In addition to this column I publish a daily political newsletter called "Capitol Fax." A couple of years ago I also started a blog, which can be found at:


Running the blog is a real pain sometimes. It's a lot of work and I've had to weed out some truly insane commenters. Still, most commenters have interesting, insightful thoughts, so I thought I'd share some of them with you today.


Every day on my blog I ask a "question of the day." Last week I asked my readers if US Senator Barack Obama should run for president. Here are some of the responses, edited for space and style.


* Ron: Give me a break! This political novice would get his hat handed to him.

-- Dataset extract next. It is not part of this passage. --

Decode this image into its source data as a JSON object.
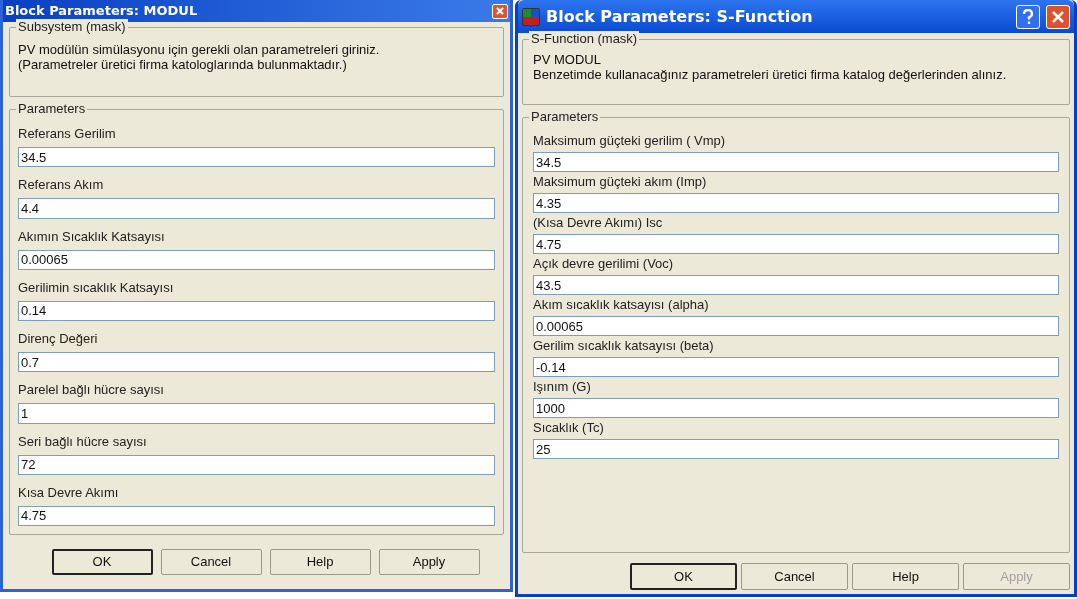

* 105th Blues: HeÕs never been challenged seriously on his views and has gotten a free pass by the media up to this point. I think if he wanted to run the response would be too much too soon.


* Beowulf : It is too soon for Barack. He would receive quite a few votes but not enough to get the job done. I would hate to see him spoil or set-back his political future by pulling the trigger too soon.


* Throw da bums out : Strike while the iron is hot. To those who think he needs more legislation or significant achievements, I say that four or eight more years is simply hundreds of votes that can be manipulated against him later.


* Goodbye Napoleon: Yes. He should run, first term doesnÕt matter in reality. Look at John Kerry, heÕs been in the Senate forever and when he speaks - you can tell - he talks like a Senator and heÕs highly unlikeable.


* Old Elephant: If I were advising him, IÕd tell him to go for it. Tragically, substance matters very little these days (as evidenced by our current Governor) and since the media has a very short attention span, he needs to strike now, before they move on to the next superstar and he actually has a record to defend.


* Zatoichi: He needs some more wear and tear on him. Smart guy with a great future if he takes his time, develops relationships, and actually does something that stands out in a difficult situation.


* The Hankster: People seem to never understand that half of everything in politics is timing. This might be his time and best chance to win. Experience means very little when you look at how people vote the way they do.


* ZC: No, he should not run. Bottom line, a) he hasnÕt accomplished anything yet to run on - which counts more than people give credit for; b) he hasnÕt been on the national stage long enough to acquire an aura of presidential caliber even lacking some signature accomplishment. Obama is the media darling, but make no mistake, that glow will vanish as soon as he becomes a candidate and goes up against HillaryÕs $40 million ad machine.


* Just Saying : Not to be glib here, but Lincoln had comparable experience in elected office. Lincoln was a state rep for a while and served in the U.S. House for a single term. Then Lincoln lost two consecutive U.S. Senate races. All IÕm saying is, thereÕs not a formula for determining how much experience is enough. And there might be a downside to having too much experience (look at Kerry, Gore and Dole)...


ObamaÕs magic is heÕs all things to all people. HeÕs a midwesterner because of his ties to Kansas and Illinois. To blacks, heÕs a former community organizer whoÕs fought City Hall, literally, for better schools and housing. HeÕs the son of an immigrant to people who have recently come here. HeÕs a Harvard-educated lawyer for the upper class and the New England liberals. He manages to appeal to all these segments of society without alienating the others. ThatÕs why his DNC speech went over so well.


* ChicagoCynic: Obama wonÕt run in 2008. He knows he doesnÕt have adequate experience or sophistication. Any careful observer of ObamaÕs words and actions (as opposed to mythology), knows he is a very, very careful and cautious politician. Frankly, he still hasnÕt really found his national voice yet and sometimes his excessive caution is extremely frustrating. It will come in a couple years.


So, what do you think? Come on over to the blog and tell us.




Rich Miller also publishes Capitol Fax, a daily political newsletter. He can be reached at